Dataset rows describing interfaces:

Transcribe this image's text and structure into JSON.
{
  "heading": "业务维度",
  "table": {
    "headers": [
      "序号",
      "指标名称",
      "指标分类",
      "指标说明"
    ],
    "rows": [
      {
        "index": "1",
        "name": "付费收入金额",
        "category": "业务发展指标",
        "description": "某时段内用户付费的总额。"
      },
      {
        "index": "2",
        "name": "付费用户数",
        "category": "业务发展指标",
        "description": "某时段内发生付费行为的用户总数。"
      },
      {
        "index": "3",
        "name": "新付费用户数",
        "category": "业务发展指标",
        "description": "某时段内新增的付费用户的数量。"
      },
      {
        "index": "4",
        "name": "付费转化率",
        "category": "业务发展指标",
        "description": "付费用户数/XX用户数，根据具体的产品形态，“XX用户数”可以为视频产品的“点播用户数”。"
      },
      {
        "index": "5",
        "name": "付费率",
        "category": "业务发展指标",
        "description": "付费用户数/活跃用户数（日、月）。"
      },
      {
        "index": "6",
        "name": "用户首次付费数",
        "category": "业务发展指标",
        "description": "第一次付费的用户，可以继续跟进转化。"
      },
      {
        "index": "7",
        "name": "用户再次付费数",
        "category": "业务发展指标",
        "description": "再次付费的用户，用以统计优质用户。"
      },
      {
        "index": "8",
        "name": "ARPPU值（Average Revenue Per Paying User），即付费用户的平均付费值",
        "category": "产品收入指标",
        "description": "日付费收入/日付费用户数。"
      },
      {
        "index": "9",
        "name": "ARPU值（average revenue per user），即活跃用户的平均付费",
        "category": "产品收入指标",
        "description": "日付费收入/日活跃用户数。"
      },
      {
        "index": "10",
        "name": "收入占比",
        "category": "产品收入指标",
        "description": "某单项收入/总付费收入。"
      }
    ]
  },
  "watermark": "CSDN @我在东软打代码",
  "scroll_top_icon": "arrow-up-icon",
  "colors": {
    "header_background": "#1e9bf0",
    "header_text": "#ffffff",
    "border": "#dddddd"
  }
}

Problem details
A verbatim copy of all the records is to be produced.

Response area
Transcribe this image's text and structure into JSON.
{
  "heading": "业务维度",
  "table": {
    "headers": [
      "序号",
      "指标名称",
      "指标分类",
      "指标说明"
    ],
    "rows": [
      {
        "index": "1",
        "name": "付费收入金额",
        "category": "业务发展指标",
        "description": "某时段内用户付费的总额。"
      },
      {
        "index": "2",
        "name": "付费用户数",
        "category": "业务发展指标",
        "description": "某时段内发生付费行为的用户总数。"
      },
      {
        "index": "3",
        "name": "新付费用户数",
        "category": "业务发展指标",
        "description": "某时段内新增的付费用户的数量。"
      },
      {
        "index": "4",
        "name": "付费转化率",
        "category": "业务发展指标",
        "description": "付费用户数/XX用户数，根据具体的产品形态，“XX用户数”可以为视频产品的“点播用户数”。"
      },
      {
        "index": "5",
        "name": "付费率",
        "category": "业务发展指标",
        "description": "付费用户数/活跃用户数（日、月）。"
      },
      {
        "index": "6",
        "name": "用户首次付费数",
        "category": "业务发展指标",
        "description": "第一次付费的用户，可以继续跟进转化。"
      },
      {
        "index": "7",
        "name": "用户再次付费数",
        "category": "业务发展指标",
        "description": "再次付费的用户，用以统计优质用户。"
      },
      {
        "index": "8",
        "name": "ARPPU值（Average Revenue Per Paying User），即付费用户的平均付费值",
        "category": "产品收入指标",
        "description": "日付费收入/日付费用户数。"
      },
      {
        "index": "9",
        "name": "ARPU值（average revenue per user），即活跃用户的平均付费",
        "category": "产品收入指标",
        "description": "日付费收入/日活跃用户数。"
      },
      {
        "index": "10",
        "name": "收入占比",
        "category": "产品收入指标",
        "description": "某单项收入/总付费收入。"
      }
    ]
  },
  "watermark": "CSDN @我在东软打代码",
  "scroll_top_icon": "arrow-up-icon",
  "colors": {
    "header_background": "#1e9bf0",
    "header_text": "#ffffff",
    "border": "#dddddd"
  }
}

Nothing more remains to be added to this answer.